I took a seat and dug into my fajita — it wasn’t as cheesy as a good fajita should be, but was perfectly edible. The pastry I ate bore little resemblance to any croissant I’d ever had in the past. In the end, I was not impressed with University College’s food, but, to be fair, I had only two dishes and the hall is known to be hit-or-miss.
Cost: Approximately $9 for a main, drink, and dessert.
Verdict: While the food was less than spectacular, Howard Ferguson Hall does have a few things going for it: meals are available to go, and you’re encouraged to bring your own containers to save money and the environment. The pay-per-item system is ideal if you’re a light eater or simply aren’t too hungry.
Victoria College: Burwash Hall
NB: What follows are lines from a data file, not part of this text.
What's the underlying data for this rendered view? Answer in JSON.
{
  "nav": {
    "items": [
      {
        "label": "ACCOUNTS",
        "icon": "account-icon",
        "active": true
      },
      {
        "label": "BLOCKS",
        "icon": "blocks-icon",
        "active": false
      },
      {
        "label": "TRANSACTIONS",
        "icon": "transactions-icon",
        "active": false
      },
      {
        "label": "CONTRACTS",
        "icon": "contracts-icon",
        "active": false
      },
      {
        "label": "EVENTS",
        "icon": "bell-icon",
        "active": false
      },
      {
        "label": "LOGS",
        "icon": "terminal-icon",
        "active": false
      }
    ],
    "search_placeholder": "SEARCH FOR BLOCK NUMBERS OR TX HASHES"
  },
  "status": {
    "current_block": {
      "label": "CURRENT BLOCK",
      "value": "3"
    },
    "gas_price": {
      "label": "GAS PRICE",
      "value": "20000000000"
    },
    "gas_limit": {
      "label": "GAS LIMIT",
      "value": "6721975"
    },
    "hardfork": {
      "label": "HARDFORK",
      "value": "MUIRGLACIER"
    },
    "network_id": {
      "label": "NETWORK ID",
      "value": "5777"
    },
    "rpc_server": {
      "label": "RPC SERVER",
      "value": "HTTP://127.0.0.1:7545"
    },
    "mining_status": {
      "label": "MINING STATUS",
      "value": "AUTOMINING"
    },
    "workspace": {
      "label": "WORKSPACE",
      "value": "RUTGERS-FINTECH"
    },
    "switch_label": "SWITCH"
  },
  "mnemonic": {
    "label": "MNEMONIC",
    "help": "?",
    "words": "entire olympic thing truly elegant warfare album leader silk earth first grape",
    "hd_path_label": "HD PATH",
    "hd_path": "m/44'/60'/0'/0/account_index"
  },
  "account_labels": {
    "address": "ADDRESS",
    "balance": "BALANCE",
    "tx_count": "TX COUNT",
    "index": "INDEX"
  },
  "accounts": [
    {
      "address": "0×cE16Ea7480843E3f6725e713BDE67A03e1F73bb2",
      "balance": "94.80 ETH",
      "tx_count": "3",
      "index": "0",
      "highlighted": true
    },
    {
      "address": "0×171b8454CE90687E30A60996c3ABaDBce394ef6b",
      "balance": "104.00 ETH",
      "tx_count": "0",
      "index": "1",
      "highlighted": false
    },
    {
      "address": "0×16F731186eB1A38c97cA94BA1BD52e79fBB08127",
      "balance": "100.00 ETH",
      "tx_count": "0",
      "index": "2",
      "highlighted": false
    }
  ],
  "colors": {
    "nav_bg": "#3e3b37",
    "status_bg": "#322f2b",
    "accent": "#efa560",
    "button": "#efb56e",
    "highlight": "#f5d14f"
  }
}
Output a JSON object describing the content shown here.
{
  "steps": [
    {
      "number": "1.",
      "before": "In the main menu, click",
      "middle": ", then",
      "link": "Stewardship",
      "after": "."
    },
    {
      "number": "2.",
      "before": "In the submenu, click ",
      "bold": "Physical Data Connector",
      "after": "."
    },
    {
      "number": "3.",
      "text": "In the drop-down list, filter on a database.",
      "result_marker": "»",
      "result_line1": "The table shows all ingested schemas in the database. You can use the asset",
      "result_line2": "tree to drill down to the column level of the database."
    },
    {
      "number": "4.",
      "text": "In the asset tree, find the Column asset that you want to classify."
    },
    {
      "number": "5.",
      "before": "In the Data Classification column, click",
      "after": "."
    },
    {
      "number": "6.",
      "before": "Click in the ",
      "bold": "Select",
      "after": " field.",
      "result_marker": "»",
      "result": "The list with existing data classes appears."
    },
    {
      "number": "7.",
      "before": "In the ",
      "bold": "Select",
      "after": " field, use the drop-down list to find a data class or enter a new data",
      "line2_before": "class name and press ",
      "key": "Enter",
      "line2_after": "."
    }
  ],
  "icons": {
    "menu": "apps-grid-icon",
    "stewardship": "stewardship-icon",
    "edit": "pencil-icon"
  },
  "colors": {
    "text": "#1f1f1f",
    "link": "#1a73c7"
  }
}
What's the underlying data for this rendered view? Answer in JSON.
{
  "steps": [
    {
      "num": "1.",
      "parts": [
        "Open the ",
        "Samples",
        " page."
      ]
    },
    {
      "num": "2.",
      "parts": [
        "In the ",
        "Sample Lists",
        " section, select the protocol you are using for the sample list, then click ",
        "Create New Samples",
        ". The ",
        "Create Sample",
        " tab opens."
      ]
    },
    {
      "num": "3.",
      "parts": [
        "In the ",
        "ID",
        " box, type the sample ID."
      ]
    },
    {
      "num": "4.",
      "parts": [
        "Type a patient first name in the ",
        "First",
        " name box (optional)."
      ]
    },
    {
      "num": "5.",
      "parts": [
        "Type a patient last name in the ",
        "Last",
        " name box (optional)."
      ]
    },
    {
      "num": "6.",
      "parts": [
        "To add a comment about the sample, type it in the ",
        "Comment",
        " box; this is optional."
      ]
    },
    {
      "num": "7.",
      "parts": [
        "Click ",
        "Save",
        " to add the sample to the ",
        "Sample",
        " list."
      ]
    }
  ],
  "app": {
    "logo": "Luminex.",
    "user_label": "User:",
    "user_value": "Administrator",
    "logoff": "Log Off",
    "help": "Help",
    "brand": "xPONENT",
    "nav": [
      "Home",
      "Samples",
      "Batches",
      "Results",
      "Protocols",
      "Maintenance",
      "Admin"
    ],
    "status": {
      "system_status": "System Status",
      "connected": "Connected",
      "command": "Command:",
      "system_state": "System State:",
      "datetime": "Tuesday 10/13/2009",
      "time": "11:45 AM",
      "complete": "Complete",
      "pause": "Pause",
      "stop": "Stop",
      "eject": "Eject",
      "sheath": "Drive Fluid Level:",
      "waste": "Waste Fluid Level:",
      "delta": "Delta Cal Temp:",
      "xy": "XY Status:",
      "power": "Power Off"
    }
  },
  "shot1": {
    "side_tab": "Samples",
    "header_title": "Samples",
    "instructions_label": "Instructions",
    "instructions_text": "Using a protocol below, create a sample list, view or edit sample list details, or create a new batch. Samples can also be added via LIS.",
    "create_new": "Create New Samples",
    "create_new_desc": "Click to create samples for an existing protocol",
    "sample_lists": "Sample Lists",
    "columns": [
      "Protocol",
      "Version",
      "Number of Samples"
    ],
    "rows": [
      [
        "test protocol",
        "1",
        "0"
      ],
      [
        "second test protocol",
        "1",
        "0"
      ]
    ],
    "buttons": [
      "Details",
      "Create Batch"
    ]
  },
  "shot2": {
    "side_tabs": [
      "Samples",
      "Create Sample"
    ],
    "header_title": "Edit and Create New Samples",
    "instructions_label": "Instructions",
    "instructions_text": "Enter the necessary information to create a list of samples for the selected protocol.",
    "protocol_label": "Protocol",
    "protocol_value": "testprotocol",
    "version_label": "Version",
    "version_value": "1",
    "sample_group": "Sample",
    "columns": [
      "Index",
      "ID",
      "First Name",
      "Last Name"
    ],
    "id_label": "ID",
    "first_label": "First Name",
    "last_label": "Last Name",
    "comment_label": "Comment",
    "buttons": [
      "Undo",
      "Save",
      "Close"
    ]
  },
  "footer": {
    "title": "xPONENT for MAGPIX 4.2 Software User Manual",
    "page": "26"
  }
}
Burwash Hall is structured so that diners file past that day’s options in a single line and serve themselves. While this system conveniently takes you past every option without the hassle of multiple lines, it does pose an ethical dilemma: is it socially acceptable for those who aren’t interested in the first dish to bypass the initial bottleneck and butt in near a different dish? Only experts in etiquette can say.
On the menu was carrot ginger or scotch broth soup, chicken curry, aloo gobi masala, warm naan bread, various hot vegetables, and pineapple upside down cake. Everything is self-serve, making it easy to get exactly what and how much you want. Unless you find yourself in the deepest pits of studying hell, I strongly recommend bypassing the coffee.
Burwash’s high ceiling and windows combined with its long wooden tables make it the perfect place to live out your Harry Potter fantasies (house elves not included). The butter chicken was excellent, but, full disclosure, I am a Vic student, so I know other nights to be less than appetizing (I speak specifically of meatloaf night, avoided by all). A good Burwash night is cause for celebration, but is certainly not the norm.
Cost: $13.50 for all-you-can-eat
Verdict: Burwash is a bit pricy for the average quality of the food, so go when hungry and with enough friends to wile away the hours. Its greatest downfalls are its limited hours (dinner is from 4:00 pm–7:30 pm on weeknights) and its sometimes too-greasy food.
Trinity College: Strachan Hall
Trinity College’s dining hall is a vision of wood-paneled opulence — a sort of Xanadu built from varnished logs, if you will. Coats of arms, which have neither jackets nor limbs, surround you as you try to eat your meal; a cluster of coats dangle precariously over the dining hall exit, accompanied by the haunting phrase, “Slow comes the hour; its passing speed how great.” I think that means, “Eat, and get the hell out.”
The façade of ostentatiousness crumbled ever so slightly when I looked at the menu; although advertised as “battered Pollock loin,” what arrived on my plate was little more than fish and chips. I eschewed the fajita station and went straight for the battered goodness, which came in a relatively tame portion size, but was nevertheless quite tasty.
The coleslaw (for some reason labelled as “coleslaw vinaigrette,” which, let’s be real here, isn’t fooling anyone) tickled my palate and complimented the fish and spuds perfectly. In my travels, I had seemed to miss the broccoli cheddar quiche, but judging by the unenthused demeanours of the surrounding students who had plopped one on their plate, I figured I hadn’t missed a whole lot. I ate my meal in solitude, under the watchful – and somewhat judgmental – eyes of the painted alumni, including one former provost of Trinity College from the early 1900s who tossed me exorbitant amounts of shade.
Cost: $12 for dinner
Verdict: Strachan gets a bad rep on campus, and it’s not undeserved. Despite being perhaps the most beautiful dining hall, its food is over-priced and, despite fancy names, quite mediocre.